▶ _AVAILABLE DATA_:
+-------+

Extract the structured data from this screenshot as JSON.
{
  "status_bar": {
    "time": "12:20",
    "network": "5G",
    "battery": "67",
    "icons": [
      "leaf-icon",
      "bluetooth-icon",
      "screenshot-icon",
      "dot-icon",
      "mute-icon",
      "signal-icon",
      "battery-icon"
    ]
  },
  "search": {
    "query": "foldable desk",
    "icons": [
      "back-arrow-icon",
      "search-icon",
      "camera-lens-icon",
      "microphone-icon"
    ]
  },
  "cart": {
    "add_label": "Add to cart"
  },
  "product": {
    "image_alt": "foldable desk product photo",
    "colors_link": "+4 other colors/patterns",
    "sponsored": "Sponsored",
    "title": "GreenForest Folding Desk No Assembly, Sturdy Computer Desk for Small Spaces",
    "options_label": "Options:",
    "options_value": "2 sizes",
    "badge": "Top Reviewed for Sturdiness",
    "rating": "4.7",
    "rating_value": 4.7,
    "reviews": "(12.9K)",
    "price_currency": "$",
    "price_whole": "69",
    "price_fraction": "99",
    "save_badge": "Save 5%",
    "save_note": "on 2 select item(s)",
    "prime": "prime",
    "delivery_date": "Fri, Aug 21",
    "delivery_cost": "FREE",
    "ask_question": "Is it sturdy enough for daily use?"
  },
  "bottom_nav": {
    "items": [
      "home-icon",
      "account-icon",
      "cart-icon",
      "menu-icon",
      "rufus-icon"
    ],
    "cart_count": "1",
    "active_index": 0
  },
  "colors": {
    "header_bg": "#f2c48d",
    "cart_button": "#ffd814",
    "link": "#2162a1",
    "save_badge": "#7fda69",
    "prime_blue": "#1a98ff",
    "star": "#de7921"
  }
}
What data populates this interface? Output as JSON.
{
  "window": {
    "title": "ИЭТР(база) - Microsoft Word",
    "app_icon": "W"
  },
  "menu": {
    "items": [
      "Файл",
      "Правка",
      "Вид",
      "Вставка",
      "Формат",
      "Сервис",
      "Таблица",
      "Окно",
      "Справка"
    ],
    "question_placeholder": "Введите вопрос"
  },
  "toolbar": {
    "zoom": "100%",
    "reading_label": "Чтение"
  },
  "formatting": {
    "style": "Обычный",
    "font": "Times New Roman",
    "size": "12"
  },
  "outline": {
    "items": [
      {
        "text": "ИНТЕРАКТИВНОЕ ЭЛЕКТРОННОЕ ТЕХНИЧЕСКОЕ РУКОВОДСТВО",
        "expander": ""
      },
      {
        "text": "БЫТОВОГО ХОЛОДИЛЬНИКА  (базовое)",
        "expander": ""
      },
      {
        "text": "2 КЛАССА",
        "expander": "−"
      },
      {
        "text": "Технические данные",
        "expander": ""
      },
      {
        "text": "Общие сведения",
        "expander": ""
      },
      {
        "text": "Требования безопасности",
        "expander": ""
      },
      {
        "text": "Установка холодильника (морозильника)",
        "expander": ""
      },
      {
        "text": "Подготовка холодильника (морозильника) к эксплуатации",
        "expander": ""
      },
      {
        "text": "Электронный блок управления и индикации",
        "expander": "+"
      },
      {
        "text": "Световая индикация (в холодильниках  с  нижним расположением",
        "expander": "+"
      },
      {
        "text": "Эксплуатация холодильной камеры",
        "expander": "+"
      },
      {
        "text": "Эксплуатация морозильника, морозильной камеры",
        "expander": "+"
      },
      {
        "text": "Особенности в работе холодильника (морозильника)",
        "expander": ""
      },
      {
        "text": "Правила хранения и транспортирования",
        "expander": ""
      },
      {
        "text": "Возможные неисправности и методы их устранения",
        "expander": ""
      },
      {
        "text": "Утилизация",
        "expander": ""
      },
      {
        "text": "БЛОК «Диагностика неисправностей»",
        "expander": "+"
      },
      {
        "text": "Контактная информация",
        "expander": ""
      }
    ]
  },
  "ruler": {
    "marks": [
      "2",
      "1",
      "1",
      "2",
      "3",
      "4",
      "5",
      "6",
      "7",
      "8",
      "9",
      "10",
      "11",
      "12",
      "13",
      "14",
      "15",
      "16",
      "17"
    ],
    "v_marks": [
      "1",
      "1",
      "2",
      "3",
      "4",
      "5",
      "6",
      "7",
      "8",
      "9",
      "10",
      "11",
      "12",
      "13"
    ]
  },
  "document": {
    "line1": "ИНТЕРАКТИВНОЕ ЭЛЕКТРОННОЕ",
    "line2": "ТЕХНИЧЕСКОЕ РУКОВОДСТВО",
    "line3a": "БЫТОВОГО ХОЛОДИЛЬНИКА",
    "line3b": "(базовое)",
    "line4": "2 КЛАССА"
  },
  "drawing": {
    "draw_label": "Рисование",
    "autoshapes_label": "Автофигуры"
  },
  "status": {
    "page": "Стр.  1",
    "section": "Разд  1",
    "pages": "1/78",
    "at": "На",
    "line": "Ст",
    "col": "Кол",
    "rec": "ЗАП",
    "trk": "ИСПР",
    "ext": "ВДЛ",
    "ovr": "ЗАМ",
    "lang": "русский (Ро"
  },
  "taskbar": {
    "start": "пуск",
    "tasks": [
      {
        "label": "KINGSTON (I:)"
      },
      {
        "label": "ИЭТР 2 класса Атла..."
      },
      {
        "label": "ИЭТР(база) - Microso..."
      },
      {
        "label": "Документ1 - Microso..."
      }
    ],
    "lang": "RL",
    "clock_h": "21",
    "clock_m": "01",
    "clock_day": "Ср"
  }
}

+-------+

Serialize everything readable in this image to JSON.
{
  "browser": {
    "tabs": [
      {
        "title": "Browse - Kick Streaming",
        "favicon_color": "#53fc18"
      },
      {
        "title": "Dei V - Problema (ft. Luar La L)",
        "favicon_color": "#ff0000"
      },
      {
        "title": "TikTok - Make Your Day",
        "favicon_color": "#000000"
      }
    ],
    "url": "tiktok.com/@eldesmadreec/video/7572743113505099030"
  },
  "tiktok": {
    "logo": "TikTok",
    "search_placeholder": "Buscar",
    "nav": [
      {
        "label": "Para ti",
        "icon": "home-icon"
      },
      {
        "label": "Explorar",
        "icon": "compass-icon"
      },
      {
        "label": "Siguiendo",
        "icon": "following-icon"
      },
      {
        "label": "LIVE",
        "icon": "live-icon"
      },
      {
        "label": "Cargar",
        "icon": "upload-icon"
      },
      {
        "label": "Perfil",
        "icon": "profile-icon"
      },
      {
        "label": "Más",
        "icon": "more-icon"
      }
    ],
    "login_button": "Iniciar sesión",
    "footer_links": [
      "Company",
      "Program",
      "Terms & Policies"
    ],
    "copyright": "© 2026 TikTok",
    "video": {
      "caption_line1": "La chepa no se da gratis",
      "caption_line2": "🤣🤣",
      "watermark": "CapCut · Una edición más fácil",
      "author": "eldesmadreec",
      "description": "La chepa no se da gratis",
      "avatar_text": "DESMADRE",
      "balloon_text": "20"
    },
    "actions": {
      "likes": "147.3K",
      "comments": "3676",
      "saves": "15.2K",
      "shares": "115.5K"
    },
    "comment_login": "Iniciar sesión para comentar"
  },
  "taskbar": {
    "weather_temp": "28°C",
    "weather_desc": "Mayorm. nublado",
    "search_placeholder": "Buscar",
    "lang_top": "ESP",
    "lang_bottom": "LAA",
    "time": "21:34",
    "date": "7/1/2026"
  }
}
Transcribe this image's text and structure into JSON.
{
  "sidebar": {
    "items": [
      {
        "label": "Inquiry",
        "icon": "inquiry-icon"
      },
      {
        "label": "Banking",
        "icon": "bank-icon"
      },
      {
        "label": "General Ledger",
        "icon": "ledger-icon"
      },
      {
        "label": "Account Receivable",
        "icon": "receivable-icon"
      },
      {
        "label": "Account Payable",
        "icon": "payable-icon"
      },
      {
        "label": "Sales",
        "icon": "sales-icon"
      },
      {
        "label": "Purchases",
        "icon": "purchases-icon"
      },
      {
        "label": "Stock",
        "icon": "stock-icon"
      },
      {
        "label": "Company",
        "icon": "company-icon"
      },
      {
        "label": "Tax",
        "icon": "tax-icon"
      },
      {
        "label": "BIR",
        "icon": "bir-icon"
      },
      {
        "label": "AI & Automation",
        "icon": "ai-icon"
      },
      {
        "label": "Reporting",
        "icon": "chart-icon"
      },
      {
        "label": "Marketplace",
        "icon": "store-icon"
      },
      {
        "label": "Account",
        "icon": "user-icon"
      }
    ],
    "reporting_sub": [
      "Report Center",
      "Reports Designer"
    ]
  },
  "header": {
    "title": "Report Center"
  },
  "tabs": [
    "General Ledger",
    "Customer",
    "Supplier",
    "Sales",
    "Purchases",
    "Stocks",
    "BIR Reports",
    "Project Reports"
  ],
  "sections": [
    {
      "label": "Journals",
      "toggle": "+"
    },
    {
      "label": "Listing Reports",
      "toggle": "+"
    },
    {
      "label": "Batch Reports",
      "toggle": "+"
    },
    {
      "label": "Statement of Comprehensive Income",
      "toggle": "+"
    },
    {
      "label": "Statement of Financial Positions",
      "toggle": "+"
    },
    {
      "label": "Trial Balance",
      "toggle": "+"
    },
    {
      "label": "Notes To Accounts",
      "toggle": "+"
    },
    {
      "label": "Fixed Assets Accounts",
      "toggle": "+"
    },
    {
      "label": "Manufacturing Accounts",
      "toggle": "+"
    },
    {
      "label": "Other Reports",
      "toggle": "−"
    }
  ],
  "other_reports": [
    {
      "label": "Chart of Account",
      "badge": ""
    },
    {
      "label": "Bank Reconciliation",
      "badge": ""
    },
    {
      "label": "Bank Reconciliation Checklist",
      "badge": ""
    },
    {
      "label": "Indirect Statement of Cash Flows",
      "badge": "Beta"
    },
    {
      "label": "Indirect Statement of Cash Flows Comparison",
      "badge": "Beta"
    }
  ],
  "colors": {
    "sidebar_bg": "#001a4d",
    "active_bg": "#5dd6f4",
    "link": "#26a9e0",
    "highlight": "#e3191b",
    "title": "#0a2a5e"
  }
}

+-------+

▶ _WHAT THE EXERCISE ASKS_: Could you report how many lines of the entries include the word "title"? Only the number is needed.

▶ _WRITTEN ANSWER_: 7